Regional Retreats

SUZANNE WALSH PROVIDES A BRIEF OVERVIEW OF PROMINENT IRISH RESIDENCIES. Ballinglen Arts Foundation Ballinglen is set in the village of Ballycastle in County Mayo and has been running since 1994. This residency seeks to support artists in an inspiring setting. Artists are encouraged to interact with the local community during their stay by carrying out talks, workshops, exhibitions and school visits. Successful applicants are offered a cottage to live in free of charge as well as a studio. No formal outcomes are specified. Residents are expected to have professional standing in their field, or be an emerging artist of recognised ability. Mayo residents are not eligible. The residency runs for

Archaic Language

BRENDA MOORE-MCCANN OUTLINES THE EXHIBITIONS AND PROJECTS TAKING PLACE NATIONWIDE TO CELEBRATE THE DIVERSE ARTISTIC CAREER OF BRIAN O’DOHERTY. Few would disagree that Brian O’Doherty/Patrick Ireland is one of the most distinguished and significant artists of his generation to come out of Ireland onto the international stage in the last fifty years. Born in Ballaghaderreen, County Roscommon, his influence is felt on both sides of the Atlantic since his (voluntary) exile to New York in 1957. His extraordinary career, which spans many disciplines and uses different heteronyms1, has been puzzling to some and inspirational to others. As a pioneering conceptual artist, he produced such seminal works as the first conceptual

Existential Observers

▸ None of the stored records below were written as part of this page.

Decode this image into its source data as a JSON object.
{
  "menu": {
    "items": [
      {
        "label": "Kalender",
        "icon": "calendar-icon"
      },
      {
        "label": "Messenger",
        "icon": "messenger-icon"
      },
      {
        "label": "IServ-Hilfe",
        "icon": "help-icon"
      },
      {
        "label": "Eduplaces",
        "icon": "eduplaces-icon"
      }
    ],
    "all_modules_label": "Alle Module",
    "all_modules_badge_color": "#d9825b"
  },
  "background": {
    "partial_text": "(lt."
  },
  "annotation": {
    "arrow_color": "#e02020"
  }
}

MARK O’KELLY DISCUSSES ASPECTS OF PORTRAIT PAINTING IN IRELAND. Early portraiture can be viewed as an historical instrument of class identification, patriarchal gaze and institutional hegemony. It could also be argued that, over the years, important significations of portraiture have been exploited and aesthetically challenged through the deconstructive approaches of key historical and contemporary Irish artists. This complex field has huge public appeal and carries immense prestige for artist and subject at the level of national identity, recognition and status. The historical context for contemporary Irish portraiture and the breadth of current practice have been highlighted in a range of recent events: the Freud Project at IMMA; the reopening of

Texture of a Medium

ALISON PILKINGTON LOOKS AT CURRENT PRACTICES IN IRISH ABSTRACT PAINTING. “We are all at present, far more divided, less empowered and certainly far less connected to the effects of our world than we should be. It is for this reason that I am deeply involved in the texture of a medium capable of universalizing so much lost intimacy.” 1 The term ‘abstract painting’ is historical and, over time, the parameters of the genre seem to have collapsed. It could be argued that to write about abstract painting as if it were a genre that has some significant position within contemporary art, might be a somewhat redundant inquiry. The term itself

Landscape and the Built Environment

RAMON KASSAM PRESENTS A SURVEY OF CONTEMPORARY LANDSCAPE PAINTING IN IRELAND. The 1920s and 30s saw an extraordinary increase in the popularity and production of landscape paintings in Ireland. Paul Henry and Jack B. Yeats, who are currently being exhibited side by side in Limerick’s Hunt Museum, were two of the major protagonists of that era. In contrast, European painting at that time was in the throes of Modernism, producing aesthetic innovation after innovation, which was largely self-analytical and retreating into its own flatness. Such concerns seemed secondary for many Irish artists, which would suggest that motivations were being shaped by different factors. These artists did engage in self-reflexive processes,